▶ [REQUIREMENT]:
Pull every line containing the word "Mooja" out of the material below.

..............................

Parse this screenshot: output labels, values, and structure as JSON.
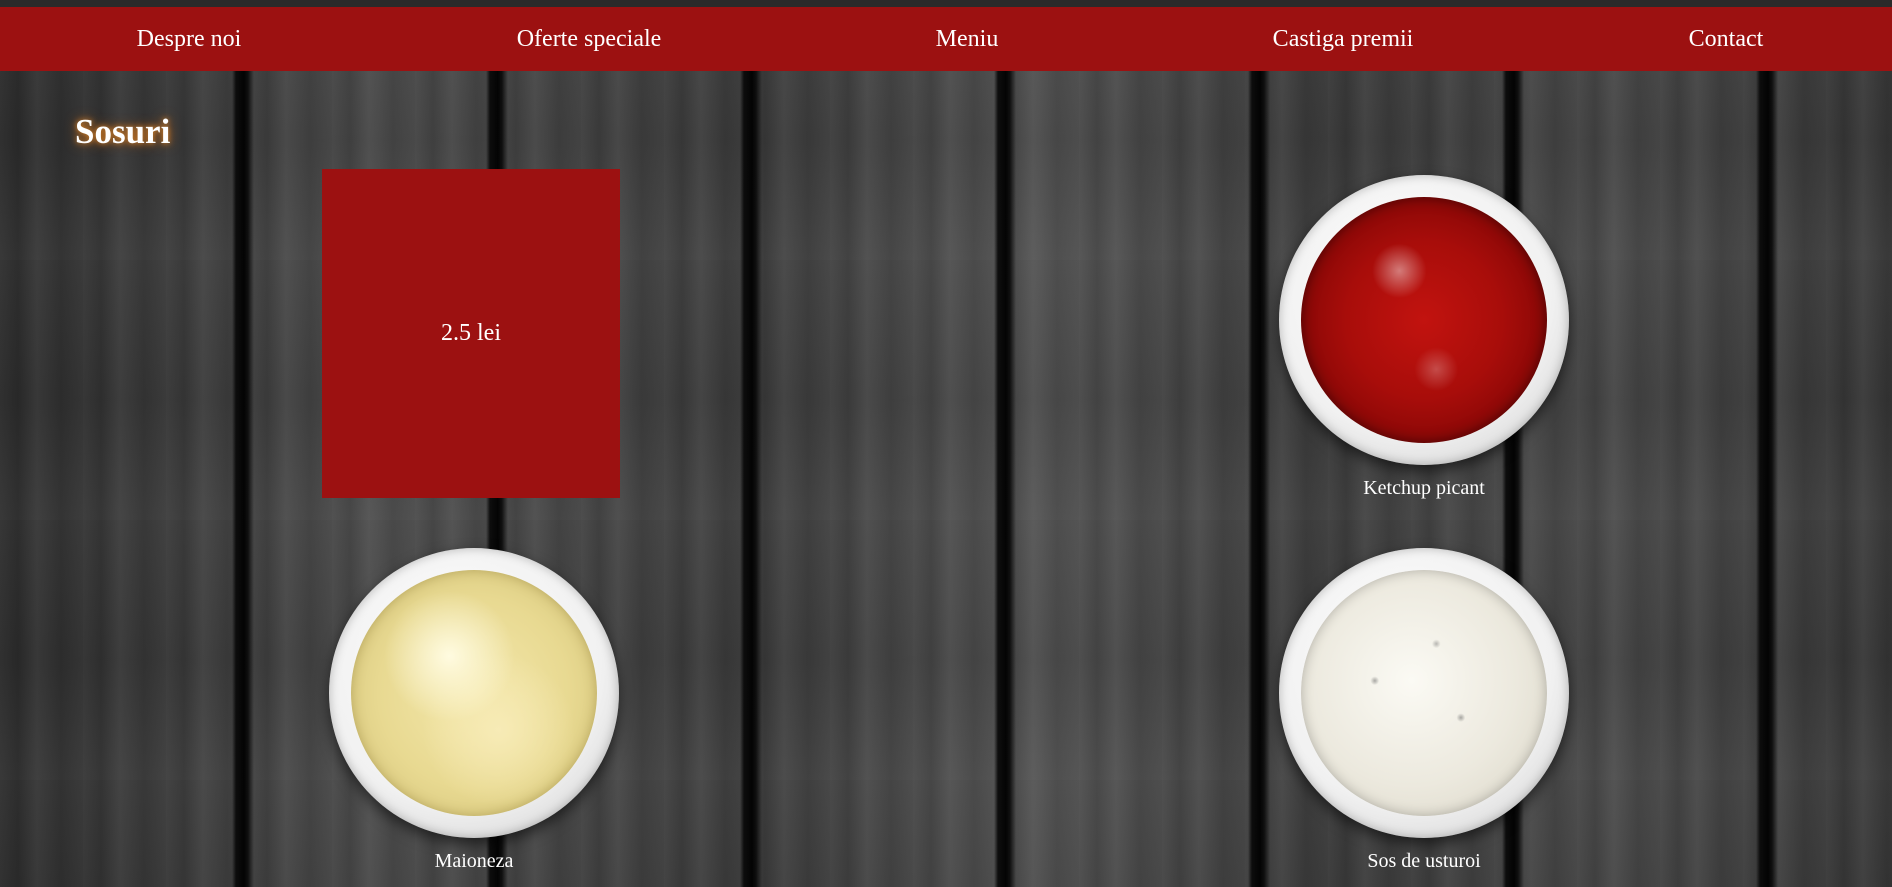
{
  "nav": {
    "items": [
      {
        "label": "Despre noi"
      },
      {
        "label": "Oferte speciale"
      },
      {
        "label": "Meniu"
      },
      {
        "label": "Castiga premii"
      },
      {
        "label": "Contact"
      }
    ]
  },
  "section": {
    "title": "Sosuri"
  },
  "price_box": {
    "label": "2.5 lei"
  },
  "products": [
    {
      "name": "Ketchup picant",
      "image": "ketchup-bowl"
    },
    {
      "name": "Maioneza",
      "image": "mayonnaise-bowl"
    },
    {
      "name": "Sos de usturoi",
      "image": "garlic-sauce-bowl"
    }
  ],
  "colors": {
    "accent_red": "#9c1111",
    "text": "#ffffff",
    "title_glow": "#e08a2c"
  }
}
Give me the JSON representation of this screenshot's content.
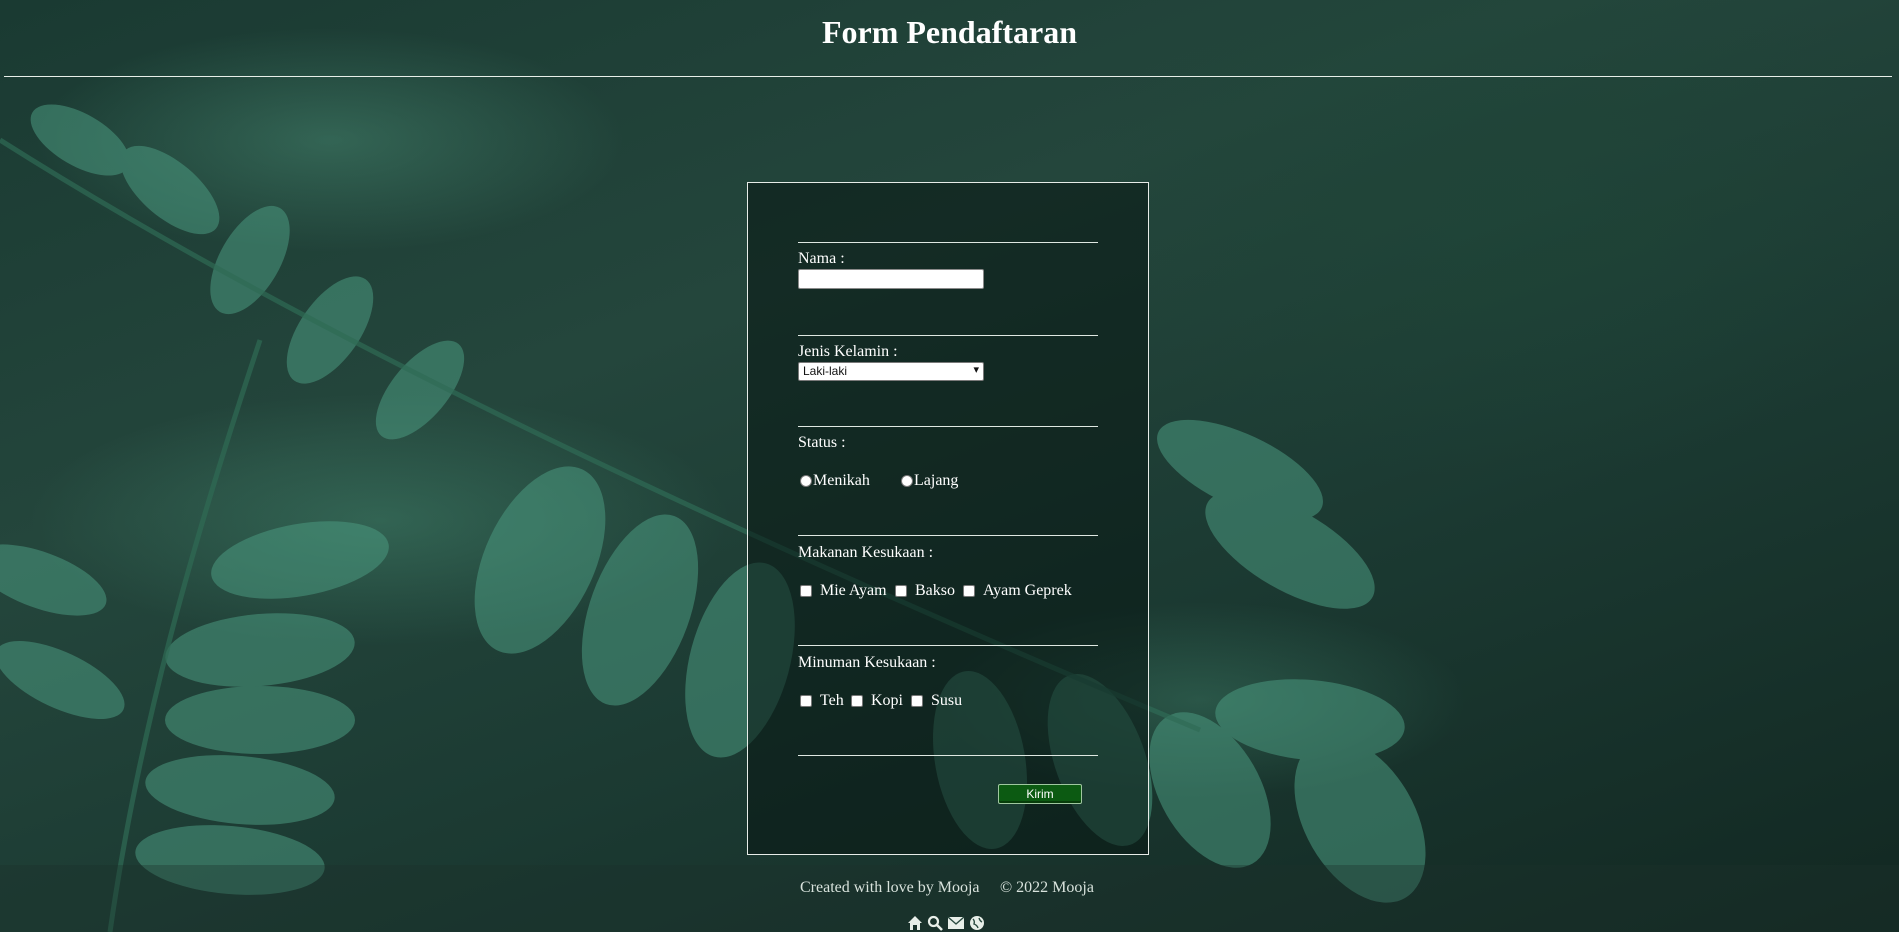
{
  "page": {
    "title": "Form Pendaftaran"
  },
  "form": {
    "nama": {
      "label": "Nama :",
      "value": ""
    },
    "jenis_kelamin": {
      "label": "Jenis Kelamin :",
      "selected": "Laki-laki"
    },
    "status": {
      "label": "Status :",
      "options": [
        "Menikah",
        "Lajang"
      ]
    },
    "makanan": {
      "label": "Makanan Kesukaan :",
      "options": [
        "Mie Ayam",
        "Bakso",
        "Ayam Geprek"
      ]
    },
    "minuman": {
      "label": "Minuman Kesukaan :",
      "options": [
        "Teh",
        "Kopi",
        "Susu"
      ]
    },
    "submit_label": "Kirim"
  },
  "footer": {
    "credit": "Created with love by Mooja",
    "copyright": "© 2022 Mooja",
    "icons": [
      "home-icon",
      "search-icon",
      "envelope-icon",
      "globe-icon"
    ]
  },
  "colors": {
    "submit_bg": "#0c5a12",
    "rule": "#e8efe9",
    "background": "#1e4038"
  }
}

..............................

▶ [RESPONSE]:
    "credit": "Created with love by Mooja",
    "copyright": "© 2022 Mooja",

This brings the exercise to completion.